Anyway, the stock market ended its' 5 day rally, closing down today.  So maybe I'll still have a chance to pick up some bargains over the summer.  Just have to wait and see what happens with the jobs report later this week.  If the numbers are good I'd expect to see more upward movement in the market.

I read an article yesterday about a money management company who moved their clients out of stocks entirely, thinking that the efforts to forestall default in Greece is simply a stall tactic.  While cash isn't a bad thing, I'm not so sure I'd expect the bond market to perform much better than stocks for the remainder of the year.  With interest rates so low and governments scrambling to come up with the money to pay their debts, I'm thinking it's just as iffy a proposition either way.  I'd prefer to stick to dividend stocks myself.  Still no guarantees there, but I'd choose a well managed corporation paying out dividends to government bonds any day.  I figure anything politicians have their hand in is not a very safe place for your money. 

Saturday, July 2, 2011
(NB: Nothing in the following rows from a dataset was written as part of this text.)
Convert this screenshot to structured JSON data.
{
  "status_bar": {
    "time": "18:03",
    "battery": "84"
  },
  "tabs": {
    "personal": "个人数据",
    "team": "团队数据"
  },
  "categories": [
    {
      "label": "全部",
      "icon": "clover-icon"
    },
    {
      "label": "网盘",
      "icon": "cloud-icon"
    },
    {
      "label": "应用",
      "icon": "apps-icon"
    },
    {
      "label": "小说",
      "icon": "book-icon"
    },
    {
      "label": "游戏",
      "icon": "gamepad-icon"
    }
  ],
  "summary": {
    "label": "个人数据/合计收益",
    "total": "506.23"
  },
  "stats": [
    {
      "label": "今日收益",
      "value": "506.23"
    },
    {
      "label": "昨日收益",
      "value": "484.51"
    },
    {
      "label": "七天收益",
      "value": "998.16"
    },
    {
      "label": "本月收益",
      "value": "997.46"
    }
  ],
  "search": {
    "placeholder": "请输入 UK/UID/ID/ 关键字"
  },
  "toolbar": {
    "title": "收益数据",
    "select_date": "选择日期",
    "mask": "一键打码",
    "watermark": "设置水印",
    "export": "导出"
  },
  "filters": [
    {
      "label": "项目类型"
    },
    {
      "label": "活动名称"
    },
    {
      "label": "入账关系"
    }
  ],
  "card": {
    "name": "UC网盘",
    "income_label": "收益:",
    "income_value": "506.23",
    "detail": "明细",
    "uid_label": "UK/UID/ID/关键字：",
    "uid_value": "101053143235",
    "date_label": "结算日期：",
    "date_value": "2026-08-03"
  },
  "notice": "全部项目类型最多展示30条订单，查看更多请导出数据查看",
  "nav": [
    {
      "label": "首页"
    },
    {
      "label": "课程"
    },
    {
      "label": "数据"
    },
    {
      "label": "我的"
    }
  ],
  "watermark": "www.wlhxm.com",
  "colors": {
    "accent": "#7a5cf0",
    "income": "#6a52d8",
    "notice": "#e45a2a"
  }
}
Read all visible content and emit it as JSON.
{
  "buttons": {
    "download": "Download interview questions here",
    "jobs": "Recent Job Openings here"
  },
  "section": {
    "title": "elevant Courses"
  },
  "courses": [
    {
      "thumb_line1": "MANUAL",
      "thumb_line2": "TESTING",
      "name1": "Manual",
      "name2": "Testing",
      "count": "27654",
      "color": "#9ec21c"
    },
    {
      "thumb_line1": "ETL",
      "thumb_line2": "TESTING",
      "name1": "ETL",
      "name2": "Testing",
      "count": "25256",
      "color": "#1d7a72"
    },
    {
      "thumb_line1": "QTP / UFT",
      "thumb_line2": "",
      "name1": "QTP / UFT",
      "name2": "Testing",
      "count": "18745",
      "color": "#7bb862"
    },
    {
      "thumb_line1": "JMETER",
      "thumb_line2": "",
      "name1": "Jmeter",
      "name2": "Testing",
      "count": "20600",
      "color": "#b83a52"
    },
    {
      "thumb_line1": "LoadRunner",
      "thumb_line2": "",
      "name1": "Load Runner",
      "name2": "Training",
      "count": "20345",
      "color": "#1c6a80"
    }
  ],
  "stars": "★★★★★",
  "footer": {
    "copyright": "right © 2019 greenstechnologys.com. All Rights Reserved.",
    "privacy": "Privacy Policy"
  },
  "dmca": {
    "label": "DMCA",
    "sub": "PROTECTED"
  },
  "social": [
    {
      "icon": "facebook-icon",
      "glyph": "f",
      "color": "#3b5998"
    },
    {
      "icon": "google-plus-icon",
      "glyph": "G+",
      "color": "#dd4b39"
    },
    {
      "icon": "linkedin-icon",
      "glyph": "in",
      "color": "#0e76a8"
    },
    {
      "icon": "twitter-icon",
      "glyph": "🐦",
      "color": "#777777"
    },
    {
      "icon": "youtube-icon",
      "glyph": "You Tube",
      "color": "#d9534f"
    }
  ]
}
The stock market ended the week with one of the best gains we've seen in the last two years, most likely due to Greece adopting austerity measures, making the country less likely to default.  It will be interesting to see if the rally holds up as the jobs report and other economic indicators are released after the holiday weekend.  While I'm expecting a drop in July, if that doesn't happen I'll be making some adjustments to my investment strategy.  Right now I'm taking a wait and see approach.